The Grand Imam of Al-Azhar Ahmad Al-Tayeb and Coptic Pope Tawadros II inaugurated the international conference for countering extremism and terrorism in Cairo Wednesday.
The conference was opened in the presence of an international array of religious scholars.
It comes as part of government-led efforts to counter the emergence of the Islamic State in Iraq and Al-Sham (ISIS). Egypt has joined the international coalition to fight the ISIS existence in Iraq and Syria.
ISIS affiliate ‘State of Sinai’, formerly known as Ansar Beit Al-Maqdis, has killed hundreds of people over the past year, who have for the most part been military personnel.
During his speech, Al-Tayeb said: “Division, strife, and polarisation are the main tactics extremists are using to divide the Islamic nation.”
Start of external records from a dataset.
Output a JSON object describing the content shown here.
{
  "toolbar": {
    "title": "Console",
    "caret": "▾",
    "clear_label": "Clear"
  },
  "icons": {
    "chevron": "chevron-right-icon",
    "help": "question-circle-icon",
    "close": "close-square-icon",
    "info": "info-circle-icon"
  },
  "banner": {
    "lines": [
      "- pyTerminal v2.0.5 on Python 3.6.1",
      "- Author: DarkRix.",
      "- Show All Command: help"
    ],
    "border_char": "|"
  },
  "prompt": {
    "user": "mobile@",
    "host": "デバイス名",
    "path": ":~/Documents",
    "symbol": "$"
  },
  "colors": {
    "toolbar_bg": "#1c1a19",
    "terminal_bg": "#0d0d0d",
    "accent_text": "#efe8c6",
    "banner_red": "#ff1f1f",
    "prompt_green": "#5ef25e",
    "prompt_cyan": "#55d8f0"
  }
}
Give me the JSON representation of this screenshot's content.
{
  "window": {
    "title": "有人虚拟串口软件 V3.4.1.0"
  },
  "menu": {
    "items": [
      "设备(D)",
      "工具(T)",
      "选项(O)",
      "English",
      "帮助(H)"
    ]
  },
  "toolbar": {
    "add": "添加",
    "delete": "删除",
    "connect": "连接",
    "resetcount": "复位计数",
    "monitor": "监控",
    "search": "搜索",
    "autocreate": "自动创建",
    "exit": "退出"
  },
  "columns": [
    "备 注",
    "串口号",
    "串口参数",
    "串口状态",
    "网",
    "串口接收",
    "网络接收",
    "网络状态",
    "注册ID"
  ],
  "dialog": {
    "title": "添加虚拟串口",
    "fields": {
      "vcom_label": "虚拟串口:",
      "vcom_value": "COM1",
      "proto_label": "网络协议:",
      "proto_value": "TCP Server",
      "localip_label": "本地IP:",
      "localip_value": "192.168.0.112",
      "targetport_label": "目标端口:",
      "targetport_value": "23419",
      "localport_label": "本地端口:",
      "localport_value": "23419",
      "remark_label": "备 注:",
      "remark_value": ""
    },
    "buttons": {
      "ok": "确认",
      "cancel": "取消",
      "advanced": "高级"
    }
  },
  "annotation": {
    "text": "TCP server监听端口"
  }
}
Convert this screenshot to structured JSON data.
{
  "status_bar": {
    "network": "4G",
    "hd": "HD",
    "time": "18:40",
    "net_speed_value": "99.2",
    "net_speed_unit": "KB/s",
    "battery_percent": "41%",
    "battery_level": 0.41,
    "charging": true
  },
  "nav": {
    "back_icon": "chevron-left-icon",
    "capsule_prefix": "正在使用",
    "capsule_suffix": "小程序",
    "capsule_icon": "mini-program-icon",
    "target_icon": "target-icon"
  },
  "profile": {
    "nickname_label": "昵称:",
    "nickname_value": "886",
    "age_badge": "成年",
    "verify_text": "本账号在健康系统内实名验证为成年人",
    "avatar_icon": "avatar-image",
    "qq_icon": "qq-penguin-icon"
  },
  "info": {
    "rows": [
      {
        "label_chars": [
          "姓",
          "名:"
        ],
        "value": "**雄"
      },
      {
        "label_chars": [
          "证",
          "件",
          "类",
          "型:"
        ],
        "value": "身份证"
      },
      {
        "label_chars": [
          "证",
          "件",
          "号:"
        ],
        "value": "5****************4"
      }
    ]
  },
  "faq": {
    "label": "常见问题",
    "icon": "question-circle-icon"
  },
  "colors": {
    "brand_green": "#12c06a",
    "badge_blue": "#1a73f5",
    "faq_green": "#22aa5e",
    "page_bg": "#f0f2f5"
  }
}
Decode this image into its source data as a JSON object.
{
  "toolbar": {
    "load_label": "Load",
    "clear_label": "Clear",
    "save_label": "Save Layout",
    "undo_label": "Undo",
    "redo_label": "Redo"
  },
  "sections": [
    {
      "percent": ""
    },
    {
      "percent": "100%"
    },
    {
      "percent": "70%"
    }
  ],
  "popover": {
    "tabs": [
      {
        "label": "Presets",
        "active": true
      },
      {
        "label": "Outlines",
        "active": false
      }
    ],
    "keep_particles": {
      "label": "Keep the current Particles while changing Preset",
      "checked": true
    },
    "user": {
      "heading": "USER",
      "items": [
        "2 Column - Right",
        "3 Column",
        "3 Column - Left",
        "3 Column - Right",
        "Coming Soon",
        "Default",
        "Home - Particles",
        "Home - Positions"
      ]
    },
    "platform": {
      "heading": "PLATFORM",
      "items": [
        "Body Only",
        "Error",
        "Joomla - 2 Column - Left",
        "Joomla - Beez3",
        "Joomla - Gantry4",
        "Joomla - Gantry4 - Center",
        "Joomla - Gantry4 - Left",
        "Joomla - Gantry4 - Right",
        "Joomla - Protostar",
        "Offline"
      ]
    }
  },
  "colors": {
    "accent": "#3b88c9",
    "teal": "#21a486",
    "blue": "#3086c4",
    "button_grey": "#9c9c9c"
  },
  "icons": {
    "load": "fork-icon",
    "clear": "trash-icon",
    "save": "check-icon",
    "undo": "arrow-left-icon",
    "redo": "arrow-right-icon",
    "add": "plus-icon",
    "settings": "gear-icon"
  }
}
He added that despite the existence of several entities working on unifying Muslims worldwide, the Arab-Islamic nation still needs to work on mutual goals in facing security challenges.
Al-Tayeb tackled the nature of the existence for those troops, the threats they pose and potential ways to overcome them. He said those “terrorist” groups claim the caliphate is one of the Sunni assets, and is expiating several Muslim victims by killing them . Al-Tayeb added that Al-Azhar is taking new measures to develop “a rational religious speech”.
Regionally, he said no peace will come around until the Palestinian dispute is settled justly, adding: “We are going to hold a conference in support of Al-Aqsa’s victory, soon.”
Pope Tawadros II, who co-launched the opening ceremony for the conference, said principles of divine religions are common to all creeds. “Our religion urges us to love and accept those who are different from us,” he said.
Pope Tawadros reviewed the long history of Egyptian unity through several decades of critical political turning points, from the 1919 revolution to the present.
Foreign Minister Sameh Shoukry met with his US Counterpart John Kerry in Cairo in September, to discuss ways “to help define the specific role that Egypt will play in the coalition” to destroy ISIS.
“It is really important that the religious establishments at Al-Azhar and Dar Al-Ifta are both fully supportive and understanding of the need to draw these distinctions with respect to religion,” Kerry said.
Both institutions have spoken out against ISIS in recent weeks, describing the group as “barbaric” and rejecting the group’s self-styled name ‘Islamic State’.